*EXERCISE REQUIREMENTS*: Even where a line looks wrong, copy it exactly and include every entry.

*** Opening MATERIAL FOR THE TASK ***

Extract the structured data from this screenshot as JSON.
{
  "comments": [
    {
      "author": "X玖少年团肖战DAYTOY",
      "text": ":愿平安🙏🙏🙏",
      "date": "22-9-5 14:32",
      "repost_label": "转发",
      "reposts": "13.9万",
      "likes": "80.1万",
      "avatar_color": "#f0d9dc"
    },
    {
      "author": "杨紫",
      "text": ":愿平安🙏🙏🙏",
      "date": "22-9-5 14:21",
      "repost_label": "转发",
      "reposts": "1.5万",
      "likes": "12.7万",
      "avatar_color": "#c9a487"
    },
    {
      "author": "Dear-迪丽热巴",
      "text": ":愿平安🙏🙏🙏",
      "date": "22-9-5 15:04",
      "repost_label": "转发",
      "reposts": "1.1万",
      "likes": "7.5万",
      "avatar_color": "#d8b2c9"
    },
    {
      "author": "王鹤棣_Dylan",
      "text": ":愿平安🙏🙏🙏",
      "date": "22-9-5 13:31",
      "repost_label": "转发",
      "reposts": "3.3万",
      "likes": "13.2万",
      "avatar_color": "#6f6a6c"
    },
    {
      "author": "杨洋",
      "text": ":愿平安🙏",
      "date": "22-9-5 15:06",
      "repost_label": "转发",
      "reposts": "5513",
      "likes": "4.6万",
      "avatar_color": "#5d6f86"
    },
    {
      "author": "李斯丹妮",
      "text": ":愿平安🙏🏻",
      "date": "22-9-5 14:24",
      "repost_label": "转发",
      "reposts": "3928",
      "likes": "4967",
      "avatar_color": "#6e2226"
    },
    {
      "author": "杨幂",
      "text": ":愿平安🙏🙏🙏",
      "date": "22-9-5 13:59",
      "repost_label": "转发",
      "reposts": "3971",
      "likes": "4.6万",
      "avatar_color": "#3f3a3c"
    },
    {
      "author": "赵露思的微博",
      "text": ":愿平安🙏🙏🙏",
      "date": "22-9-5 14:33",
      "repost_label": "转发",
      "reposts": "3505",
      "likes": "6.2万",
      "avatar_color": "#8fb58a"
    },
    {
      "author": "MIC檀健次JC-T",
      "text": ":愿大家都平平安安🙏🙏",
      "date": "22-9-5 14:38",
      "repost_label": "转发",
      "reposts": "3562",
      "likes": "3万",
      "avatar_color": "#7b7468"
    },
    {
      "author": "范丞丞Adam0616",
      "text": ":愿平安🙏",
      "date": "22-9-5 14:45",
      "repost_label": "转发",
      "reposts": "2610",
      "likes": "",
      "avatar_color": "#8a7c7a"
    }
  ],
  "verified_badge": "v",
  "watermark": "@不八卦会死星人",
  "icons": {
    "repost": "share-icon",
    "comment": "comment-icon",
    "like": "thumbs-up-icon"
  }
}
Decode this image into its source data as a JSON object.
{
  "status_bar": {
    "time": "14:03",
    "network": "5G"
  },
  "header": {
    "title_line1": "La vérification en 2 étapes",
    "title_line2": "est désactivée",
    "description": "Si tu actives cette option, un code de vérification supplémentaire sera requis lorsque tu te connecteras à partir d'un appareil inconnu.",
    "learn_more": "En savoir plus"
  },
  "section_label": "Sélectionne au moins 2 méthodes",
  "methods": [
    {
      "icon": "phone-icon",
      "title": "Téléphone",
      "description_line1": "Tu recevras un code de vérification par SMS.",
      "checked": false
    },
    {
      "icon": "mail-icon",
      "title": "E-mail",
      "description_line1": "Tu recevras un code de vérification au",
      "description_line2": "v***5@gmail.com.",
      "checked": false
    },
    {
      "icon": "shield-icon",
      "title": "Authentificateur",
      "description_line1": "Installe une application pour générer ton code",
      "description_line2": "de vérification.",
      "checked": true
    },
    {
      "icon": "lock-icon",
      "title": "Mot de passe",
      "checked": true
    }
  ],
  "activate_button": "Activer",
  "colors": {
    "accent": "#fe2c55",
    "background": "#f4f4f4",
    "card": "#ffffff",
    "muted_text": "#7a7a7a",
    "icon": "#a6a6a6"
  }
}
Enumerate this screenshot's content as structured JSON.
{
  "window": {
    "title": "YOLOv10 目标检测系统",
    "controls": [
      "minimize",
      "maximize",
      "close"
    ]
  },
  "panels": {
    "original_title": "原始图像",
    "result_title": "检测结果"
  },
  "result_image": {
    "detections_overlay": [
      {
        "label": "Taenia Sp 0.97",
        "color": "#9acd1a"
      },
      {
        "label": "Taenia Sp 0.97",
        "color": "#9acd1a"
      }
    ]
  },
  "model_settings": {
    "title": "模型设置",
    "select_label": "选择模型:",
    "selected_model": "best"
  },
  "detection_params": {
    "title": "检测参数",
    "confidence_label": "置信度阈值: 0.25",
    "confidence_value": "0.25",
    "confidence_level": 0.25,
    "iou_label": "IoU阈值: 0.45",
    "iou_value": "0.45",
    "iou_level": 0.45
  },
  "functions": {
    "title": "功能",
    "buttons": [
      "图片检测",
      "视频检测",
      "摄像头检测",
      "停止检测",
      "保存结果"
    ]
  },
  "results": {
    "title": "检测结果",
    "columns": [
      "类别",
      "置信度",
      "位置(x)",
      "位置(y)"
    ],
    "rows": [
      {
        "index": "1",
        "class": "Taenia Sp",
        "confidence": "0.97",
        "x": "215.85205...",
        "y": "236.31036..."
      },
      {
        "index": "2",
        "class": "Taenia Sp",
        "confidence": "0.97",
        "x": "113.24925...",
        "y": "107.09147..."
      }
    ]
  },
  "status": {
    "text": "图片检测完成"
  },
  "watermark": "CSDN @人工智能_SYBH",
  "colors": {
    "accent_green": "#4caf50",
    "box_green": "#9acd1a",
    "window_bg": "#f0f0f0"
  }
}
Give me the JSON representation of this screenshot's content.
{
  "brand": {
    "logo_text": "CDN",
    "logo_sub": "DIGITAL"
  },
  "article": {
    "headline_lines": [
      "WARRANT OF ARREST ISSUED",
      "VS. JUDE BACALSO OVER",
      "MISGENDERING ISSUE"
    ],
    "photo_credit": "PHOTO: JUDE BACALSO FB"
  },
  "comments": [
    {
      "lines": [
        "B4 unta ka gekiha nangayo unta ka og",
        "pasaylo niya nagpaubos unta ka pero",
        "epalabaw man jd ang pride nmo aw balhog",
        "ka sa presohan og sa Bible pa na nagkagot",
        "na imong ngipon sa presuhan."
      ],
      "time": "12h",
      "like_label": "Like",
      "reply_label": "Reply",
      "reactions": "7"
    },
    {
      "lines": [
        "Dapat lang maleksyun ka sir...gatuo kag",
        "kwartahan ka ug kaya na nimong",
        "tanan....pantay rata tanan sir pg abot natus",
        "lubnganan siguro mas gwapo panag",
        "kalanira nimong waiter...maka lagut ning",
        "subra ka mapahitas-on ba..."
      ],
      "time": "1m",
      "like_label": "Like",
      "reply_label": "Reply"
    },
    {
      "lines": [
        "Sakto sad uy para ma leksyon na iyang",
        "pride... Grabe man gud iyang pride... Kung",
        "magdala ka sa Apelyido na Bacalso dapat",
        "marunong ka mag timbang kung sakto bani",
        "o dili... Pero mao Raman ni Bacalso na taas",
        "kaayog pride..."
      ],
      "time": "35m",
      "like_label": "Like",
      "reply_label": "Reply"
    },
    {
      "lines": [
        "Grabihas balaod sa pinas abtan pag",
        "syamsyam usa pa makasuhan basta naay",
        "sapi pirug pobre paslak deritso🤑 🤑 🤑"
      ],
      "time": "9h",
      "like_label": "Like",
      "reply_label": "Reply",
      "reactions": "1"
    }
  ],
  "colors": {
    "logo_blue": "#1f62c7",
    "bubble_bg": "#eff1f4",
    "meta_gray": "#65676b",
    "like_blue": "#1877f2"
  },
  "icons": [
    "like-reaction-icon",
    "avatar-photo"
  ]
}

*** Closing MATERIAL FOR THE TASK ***

*RESPONSE TO THE TASK*:
Extract the structured data from this screenshot as JSON.
{
  "comments": [
    {
      "author": "X玖少年团肖战DAYTOY",
      "text": ":愿平安🙏🙏🙏",
      "date": "22-9-5 14:32",
      "repost_label": "转发",
      "reposts": "13.9万",
      "likes": "80.1万",
      "avatar_color": "#f0d9dc"
    },
    {
      "author": "杨紫",
      "text": ":愿平安🙏🙏🙏",
      "date": "22-9-5 14:21",
      "repost_label": "转发",
      "reposts": "1.5万",
      "likes": "12.7万",
      "avatar_color": "#c9a487"
    },
    {
      "author": "Dear-迪丽热巴",
      "text": ":愿平安🙏🙏🙏",
      "date": "22-9-5 15:04",
      "repost_label": "转发",
      "reposts": "1.1万",
      "likes": "7.5万",
      "avatar_color": "#d8b2c9"
    },
    {
      "author": "王鹤棣_Dylan",
      "text": ":愿平安🙏🙏🙏",
      "date": "22-9-5 13:31",
      "repost_label": "转发",
      "reposts": "3.3万",
      "likes": "13.2万",
      "avatar_color": "#6f6a6c"
    },
    {
      "author": "杨洋",
      "text": ":愿平安🙏",
      "date": "22-9-5 15:06",
      "repost_label": "转发",
      "reposts": "5513",
      "likes": "4.6万",
      "avatar_color": "#5d6f86"
    },
    {
      "author": "李斯丹妮",
      "text": ":愿平安🙏🏻",
      "date": "22-9-5 14:24",
      "repost_label": "转发",
      "reposts": "3928",
      "likes": "4967",
      "avatar_color": "#6e2226"
    },
    {
      "author": "杨幂",
      "text": ":愿平安🙏🙏🙏",
      "date": "22-9-5 13:59",
      "repost_label": "转发",
      "reposts": "3971",
      "likes": "4.6万",
      "avatar_color": "#3f3a3c"
    },
    {
      "author": "赵露思的微博",
      "text": ":愿平安🙏🙏🙏",
      "date": "22-9-5 14:33",
      "repost_label": "转发",
      "reposts": "3505",
      "likes": "6.2万",
      "avatar_color": "#8fb58a"
    },
    {
      "author": "MIC檀健次JC-T",
      "text": ":愿大家都平平安安🙏🙏",
      "date": "22-9-5 14:38",
      "repost_label": "转发",
      "reposts": "3562",
      "likes": "3万",
      "avatar_color": "#7b7468"
    },
    {
      "author": "范丞丞Adam0616",
      "text": ":愿平安🙏",
      "date": "22-9-5 14:45",
      "repost_label": "转发",
      "reposts": "2610",
      "likes": "",
      "avatar_color": "#8a7c7a"
    }
  ],
  "verified_badge": "v",
  "watermark": "@不八卦会死星人",
  "icons": {
    "repost": "share-icon",
    "comment": "comment-icon",
    "like": "thumbs-up-icon"
  }
}
Decode this image into its source data as a JSON object.
{
  "status_bar": {
    "time": "14:03",
    "network": "5G"
  },
  "header": {
    "title_line1": "La vérification en 2 étapes",
    "title_line2": "est désactivée",
    "description": "Si tu actives cette option, un code de vérification supplémentaire sera requis lorsque tu te connecteras à partir d'un appareil inconnu.",
    "learn_more": "En savoir plus"
  },
  "section_label": "Sélectionne au moins 2 méthodes",
  "methods": [
    {
      "icon": "phone-icon",
      "title": "Téléphone",
      "description_line1": "Tu recevras un code de vérification par SMS.",
      "checked": false
    },
    {
      "icon": "mail-icon",
      "title": "E-mail",
      "description_line1": "Tu recevras un code de vérification au",
      "description_line2": "v***5@gmail.com.",
      "checked": false
    },
    {
      "icon": "shield-icon",
      "title": "Authentificateur",
      "description_line1": "Installe une application pour générer ton code",
      "description_line2": "de vérification.",
      "checked": true
    },
    {
      "icon": "lock-icon",
      "title": "Mot de passe",
      "checked": true
    }
  ],
  "activate_button": "Activer",
  "colors": {
    "accent": "#fe2c55",
    "background": "#f4f4f4",
    "card": "#ffffff",
    "muted_text": "#7a7a7a",
    "icon": "#a6a6a6"
  }
}
Enumerate this screenshot's content as structured JSON.
{
  "window": {
    "title": "YOLOv10 目标检测系统",
    "controls": [
      "minimize",
      "maximize",
      "close"
    ]
  },
  "panels": {
    "original_title": "原始图像",
    "result_title": "检测结果"
  },
  "result_image": {
    "detections_overlay": [
      {
        "label": "Taenia Sp 0.97",
        "color": "#9acd1a"
      },
      {
        "label": "Taenia Sp 0.97",
        "color": "#9acd1a"
      }
    ]
  },
  "model_settings": {
    "title": "模型设置",
    "select_label": "选择模型:",
    "selected_model": "best"
  },
  "detection_params": {
    "title": "检测参数",
    "confidence_label": "置信度阈值: 0.25",
    "confidence_value": "0.25",
    "confidence_level": 0.25,
    "iou_label": "IoU阈值: 0.45",
    "iou_value": "0.45",
    "iou_level": 0.45
  },
  "functions": {
    "title": "功能",
    "buttons": [
      "图片检测",
      "视频检测",
      "摄像头检测",
      "停止检测",
      "保存结果"
    ]
  },
  "results": {
    "title": "检测结果",
    "columns": [
      "类别",
      "置信度",
      "位置(x)",
      "位置(y)"
    ],
    "rows": [
      {
        "index": "1",
        "class": "Taenia Sp",
        "confidence": "0.97",
        "x": "215.85205...",
        "y": "236.31036..."
      },
      {
        "index": "2",
        "class": "Taenia Sp",
        "confidence": "0.97",
        "x": "113.24925...",
        "y": "107.09147..."
      }
    ]
  },
  "status": {
    "text": "图片检测完成"
  },
  "watermark": "CSDN @人工智能_SYBH",
  "colors": {
    "accent_green": "#4caf50",
    "box_green": "#9acd1a",
    "window_bg": "#f0f0f0"
  }
}
Give me the JSON representation of this screenshot's content.
{
  "brand": {
    "logo_text": "CDN",
    "logo_sub": "DIGITAL"
  },
  "article": {
    "headline_lines": [
      "WARRANT OF ARREST ISSUED",
      "VS. JUDE BACALSO OVER",
      "MISGENDERING ISSUE"
    ],
    "photo_credit": "PHOTO: JUDE BACALSO FB"
  },
  "comments": [
    {
      "lines": [
        "B4 unta ka gekiha nangayo unta ka og",
        "pasaylo niya nagpaubos unta ka pero",
        "epalabaw man jd ang pride nmo aw balhog",
        "ka sa presohan og sa Bible pa na nagkagot",
        "na imong ngipon sa presuhan."
      ],
      "time": "12h",
      "like_label": "Like",
      "reply_label": "Reply",
      "reactions": "7"
    },
    {
      "lines": [
        "Dapat lang maleksyun ka sir...gatuo kag",
        "kwartahan ka ug kaya na nimong",
        "tanan....pantay rata tanan sir pg abot natus",
        "lubnganan siguro mas gwapo panag",
        "kalanira nimong waiter...maka lagut ning",
        "subra ka mapahitas-on ba..."
      ],
      "time": "1m",
      "like_label": "Like",
      "reply_label": "Reply"
    },
    {
      "lines": [
        "Sakto sad uy para ma leksyon na iyang",
        "pride... Grabe man gud iyang pride... Kung",
        "magdala ka sa Apelyido na Bacalso dapat",
        "marunong ka mag timbang kung sakto bani",
        "o dili... Pero mao Raman ni Bacalso na taas",
        "kaayog pride..."
      ],
      "time": "35m",
      "like_label": "Like",
      "reply_label": "Reply"
    },
    {
      "lines": [
        "Grabihas balaod sa pinas abtan pag",
        "syamsyam usa pa makasuhan basta naay",
        "sapi pirug pobre paslak deritso🤑 🤑 🤑"
      ],
      "time": "9h",
      "like_label": "Like",
      "reply_label": "Reply",
      "reactions": "1"
    }
  ],
  "colors": {
    "logo_blue": "#1f62c7",
    "bubble_bg": "#eff1f4",
    "meta_gray": "#65676b",
    "like_blue": "#1877f2"
  },
  "icons": [
    "like-reaction-icon",
    "avatar-photo"
  ]
}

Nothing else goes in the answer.